Although Jaquandor dismisses the notion that people don't see as much movies because of the quality, I can't as readily. This year, I've gone to see less movies than any year I can recall in the last 15 years (not by a wide margin, however), yet I've seen every film I wanted to in the theater. I'm sure that if there were more films put out that appealed to me, I would have gone to the theater. The fact of the matter is that if I want to see it in a theater, I can't think of any current issue that would dissuade me.

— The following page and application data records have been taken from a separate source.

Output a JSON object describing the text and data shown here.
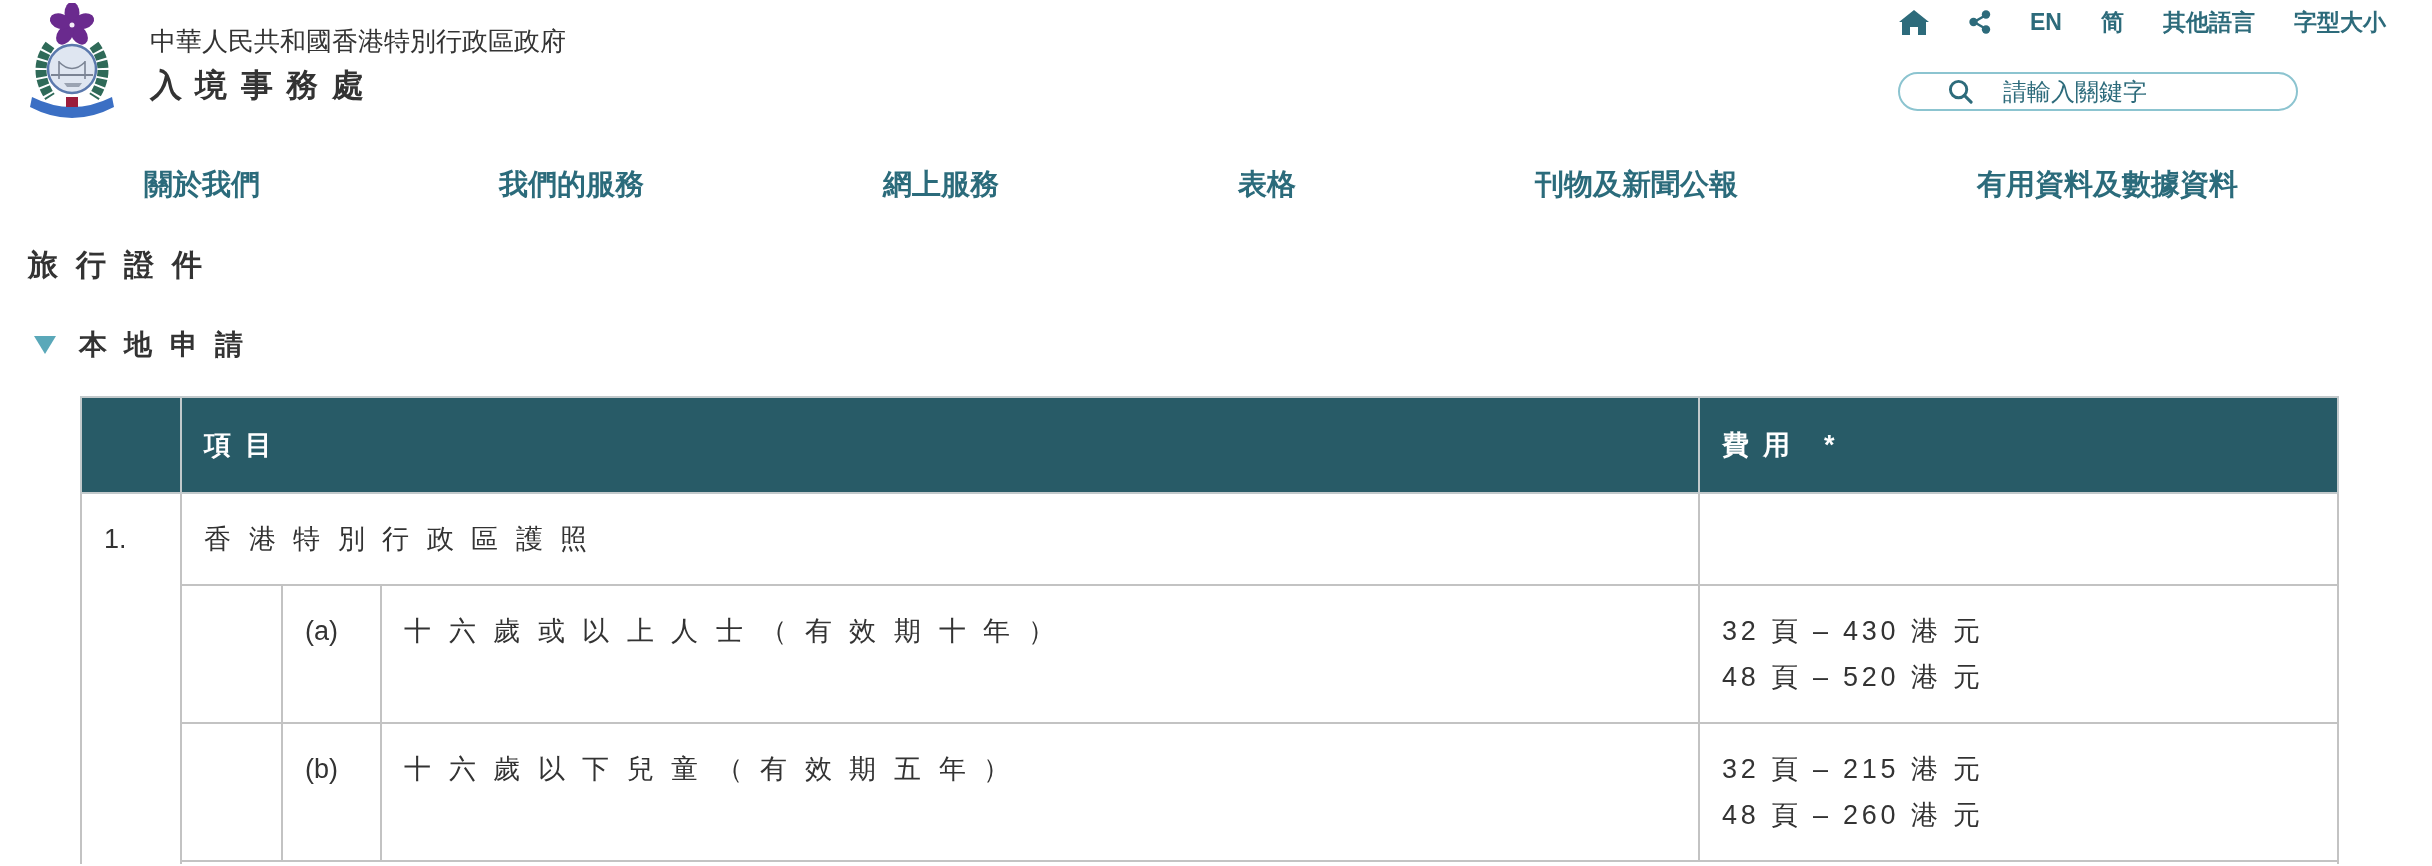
{
  "header": {
    "government": "中華人民共和國香港特別行政區政府",
    "department": "入境事務處"
  },
  "utility_links": [
    "EN",
    "简",
    "其他語言",
    "字型大小"
  ],
  "search": {
    "placeholder": "請輸入關鍵字"
  },
  "nav": [
    "關於我們",
    "我們的服務",
    "網上服務",
    "表格",
    "刊物及新聞公報",
    "有用資料及數據資料"
  ],
  "page_title": "旅行證件",
  "section": {
    "title": "本地申請",
    "expanded": true
  },
  "table": {
    "columns": [
      "項目",
      "費用 *"
    ],
    "rows": [
      {
        "number": "1.",
        "item": "香港特別行政區護照",
        "subitems": [
          {
            "label": "(a)",
            "item": "十六歲或以上人士（有效期十年）",
            "fee": [
              "32 頁 – 430 港 元",
              "48 頁 – 520 港 元"
            ]
          },
          {
            "label": "(b)",
            "item": "十六歲以下兒童（有效期五年）",
            "fee": [
              "32 頁 – 215 港 元",
              "48 頁 – 260 港 元"
            ]
          }
        ]
      }
    ]
  }
}
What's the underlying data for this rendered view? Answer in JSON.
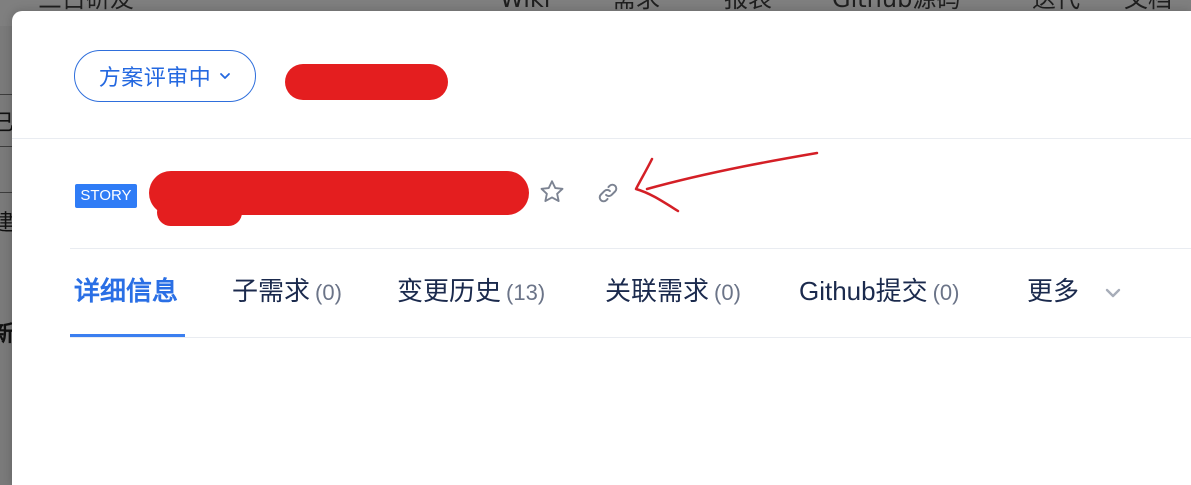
{
  "background": {
    "nav_items": [
      "三占研友",
      "Wiki",
      "需求",
      "报表",
      "Github源码",
      "迭代",
      "文档"
    ],
    "left_chars": [
      "已",
      "建",
      "新"
    ]
  },
  "header": {
    "status_label": "方案评审中",
    "status_icon": "chevron-down-icon"
  },
  "story": {
    "badge": "STORY",
    "favorite_icon": "star-icon",
    "link_icon": "link-icon"
  },
  "tabs": [
    {
      "label": "详细信息",
      "count": ""
    },
    {
      "label": "子需求",
      "count": "(0)"
    },
    {
      "label": "变更历史",
      "count": "(13)"
    },
    {
      "label": "关联需求",
      "count": "(0)"
    },
    {
      "label": "Github提交",
      "count": "(0)"
    },
    {
      "label": "更多",
      "count": ""
    }
  ],
  "colors": {
    "accent": "#2a6fe5",
    "badge": "#2f7cf6",
    "redaction": "#e41e1f",
    "annotation_arrow": "#d41f26"
  }
}
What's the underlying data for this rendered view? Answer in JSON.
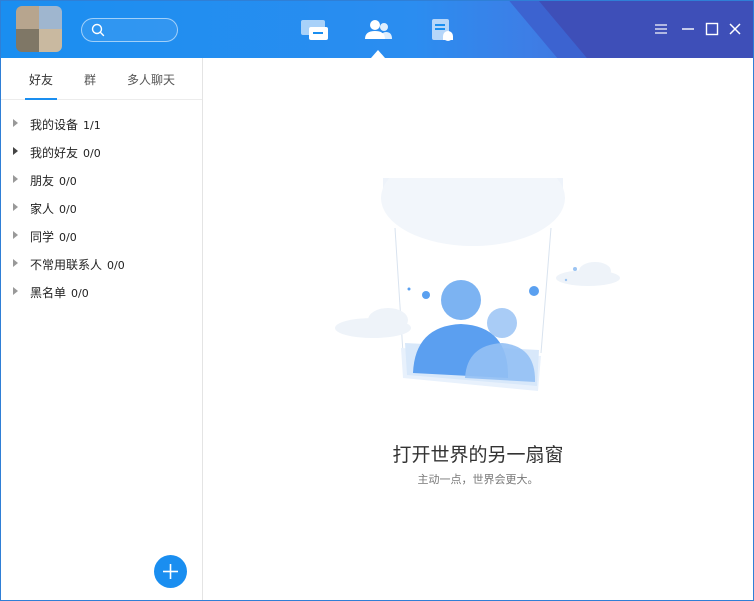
{
  "header": {
    "search_placeholder": "",
    "nav": [
      {
        "name": "messages",
        "icon": "chat-bubble-icon"
      },
      {
        "name": "contacts",
        "icon": "contacts-icon",
        "active": true
      },
      {
        "name": "docs",
        "icon": "document-icon"
      }
    ],
    "window_controls": [
      "menu-icon",
      "minimize-icon",
      "maximize-icon",
      "close-icon"
    ],
    "colors": {
      "accent": "#1a8ef0",
      "deco": "#3e4fb8"
    }
  },
  "sidebar": {
    "tabs": [
      {
        "label": "好友",
        "active": true
      },
      {
        "label": "群"
      },
      {
        "label": "多人聊天"
      }
    ],
    "groups": [
      {
        "name": "我的设备",
        "count": "1/1"
      },
      {
        "name": "我的好友",
        "count": "0/0"
      },
      {
        "name": "朋友",
        "count": "0/0"
      },
      {
        "name": "家人",
        "count": "0/0"
      },
      {
        "name": "同学",
        "count": "0/0"
      },
      {
        "name": "不常用联系人",
        "count": "0/0"
      },
      {
        "name": "黑名单",
        "count": "0/0"
      }
    ]
  },
  "main": {
    "title": "打开世界的另一扇窗",
    "subtitle": "主动一点，世界会更大。"
  }
}
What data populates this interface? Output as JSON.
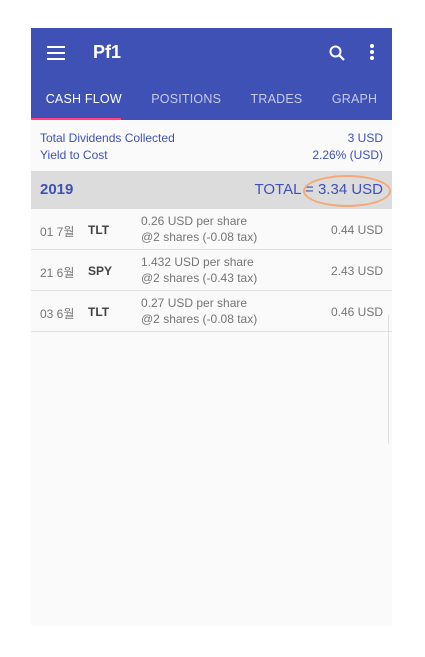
{
  "appbar": {
    "title": "Pf1",
    "menu_icon": "menu-icon",
    "search_icon": "search-icon",
    "more_icon": "more-vert-icon"
  },
  "tabs": [
    {
      "label": "CASH FLOW",
      "active": true
    },
    {
      "label": "POSITIONS",
      "active": false
    },
    {
      "label": "TRADES",
      "active": false
    },
    {
      "label": "GRAPH",
      "active": false
    }
  ],
  "summary": {
    "dividends_label": "Total Dividends Collected",
    "dividends_value": "3 USD",
    "yield_label": "Yield to Cost",
    "yield_value": "2.26% (USD)"
  },
  "year_section": {
    "year": "2019",
    "total": "TOTAL = 3.34 USD"
  },
  "rows": [
    {
      "date": "01 7월",
      "ticker": "TLT",
      "line1": "0.26 USD per share",
      "line2": "@2 shares (-0.08 tax)",
      "amount": "0.44 USD"
    },
    {
      "date": "21 6월",
      "ticker": "SPY",
      "line1": "1.432 USD per share",
      "line2": "@2 shares (-0.43 tax)",
      "amount": "2.43 USD"
    },
    {
      "date": "03 6월",
      "ticker": "TLT",
      "line1": "0.27 USD per share",
      "line2": "@2 shares (-0.08 tax)",
      "amount": "0.46 USD"
    }
  ],
  "colors": {
    "primary": "#3f51b5",
    "accent": "#ff4081",
    "highlight_circle": "#f4a97a"
  }
}
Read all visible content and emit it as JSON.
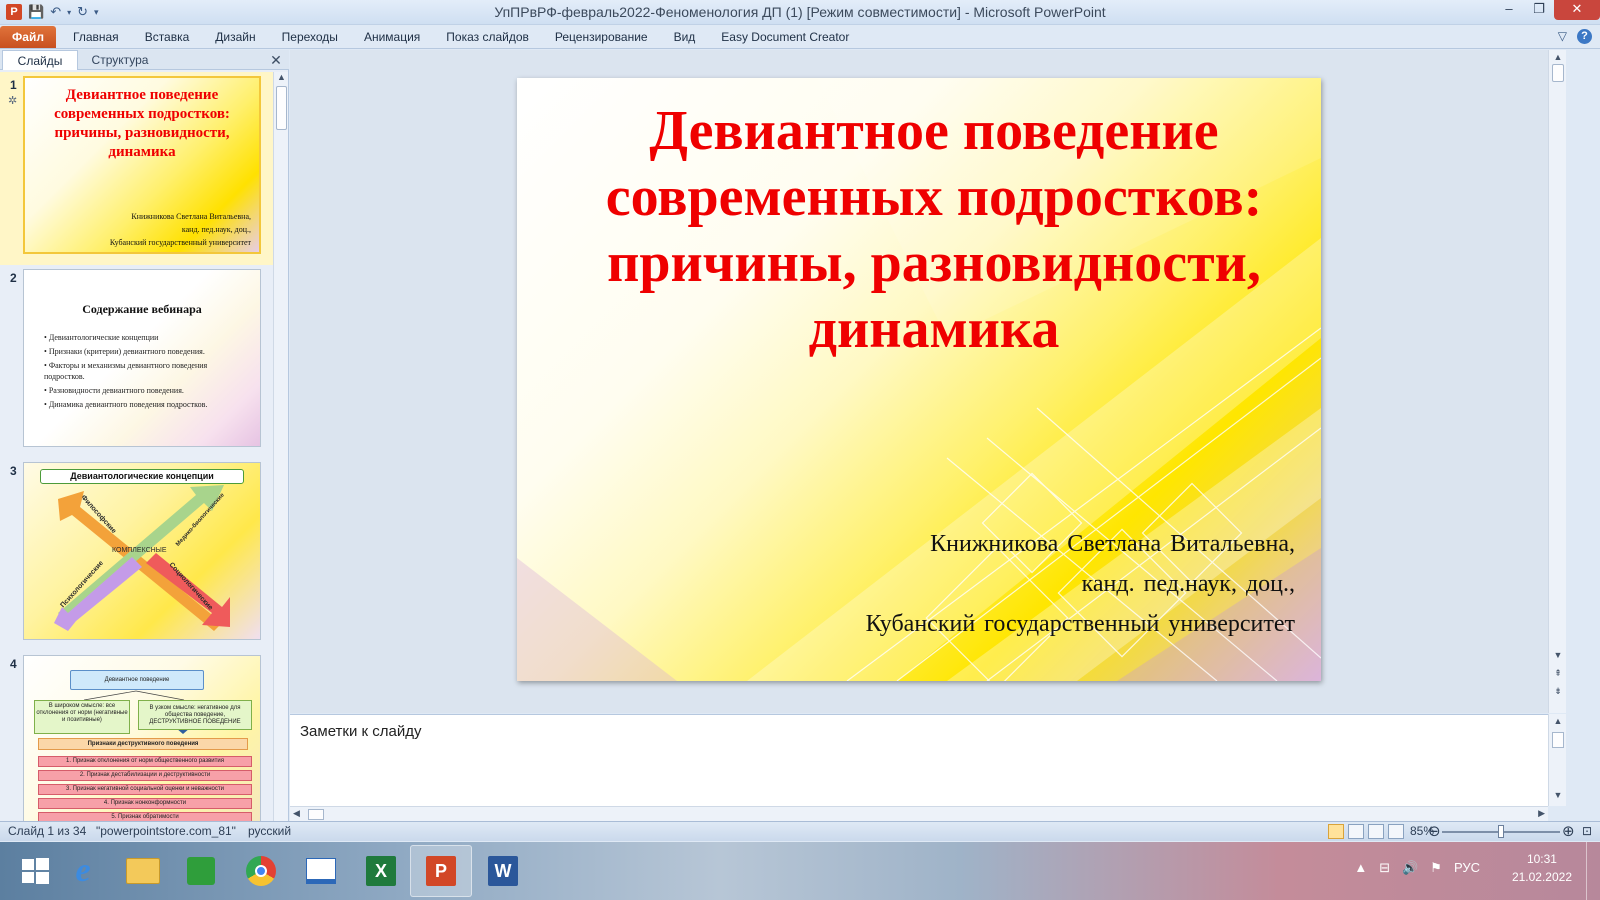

Now, if the theaters want to take note of some of Ebert's suggestions, like blocking cell phone reception (or maybe employing a portable cell phone jammer) and eliminating commercials, I think that would definitely enhance the experience, but it isn't going to keep me away, either. Frankly, none of that bothers me as much as parents who bring in chatty kids to Rated-R movies. One time I lost my cool so much as to whisper loudly in their direction to "have your kids shut-the-fuck-up, please." What are they going to do, complain about the cursing? They are in a Rated-R movie to begin with! If you can't teach your kids etiquette outside the theater, I'll be pissed off enough to give them a crash course in the theater. Think I have an issue? Not compared to this guy.
Anyway, when possible to avoid such situations, I usually attend a screening of a film after a few weeks, when the crowds have died down and the odds of encountering obnoxious patrons has significantly decreased. I even get a thrill about being one of only a couple a people in a huge theater.
All that aside, this has more to do with the films themselves. I hadn't seen any of the Oscar contenders for best picture because, well, I just didn't have the desire to see them. I didn't have anything against them, but neither would I say, "Hey, let's go watch 'Capote'!" I'll wait for the DVD, thanks. As for "Crash", I had heard long before that it was rascism for idiots, so I doubt I'll bother with that anyway. The last film I saw in the theater, King Kong, was quite amazing, but I wasn't necessarily chomping at the bit to see it. However, there is a movie finally on the near-horizon that has my expectations up, and my Fandango card at the ready.
V for Vendetta is that film. Produced by the Wachowski brothers of Matrix fame, the movie is an adaptation of the graphic novel by Alan Moore. Here's the description of the film from the official site, for those of you unfamiliar:
- Set against the futuristic landscape of totalitarian Britain, V For Vendetta tells the story of a mild-mannered young woman named Evey (NATALIE PORTMAN) who is rescued from a life-and-death situation by a masked man (HUGO WEAVING) known only as Â?V.Â? Incomparably charismatic and ferociously skilled in the art of combat and deception, V ignites a revolution when he urges his fellow citizens to rise up against tyranny and oppression. As Evey uncovers the truth about VÂ?s mysterious background, she also discovers the truth about herself Â? and emerges as his unlikely ally in the culmination of his plan to bring freedom and justice back to a society fraught with cruelty and corruption.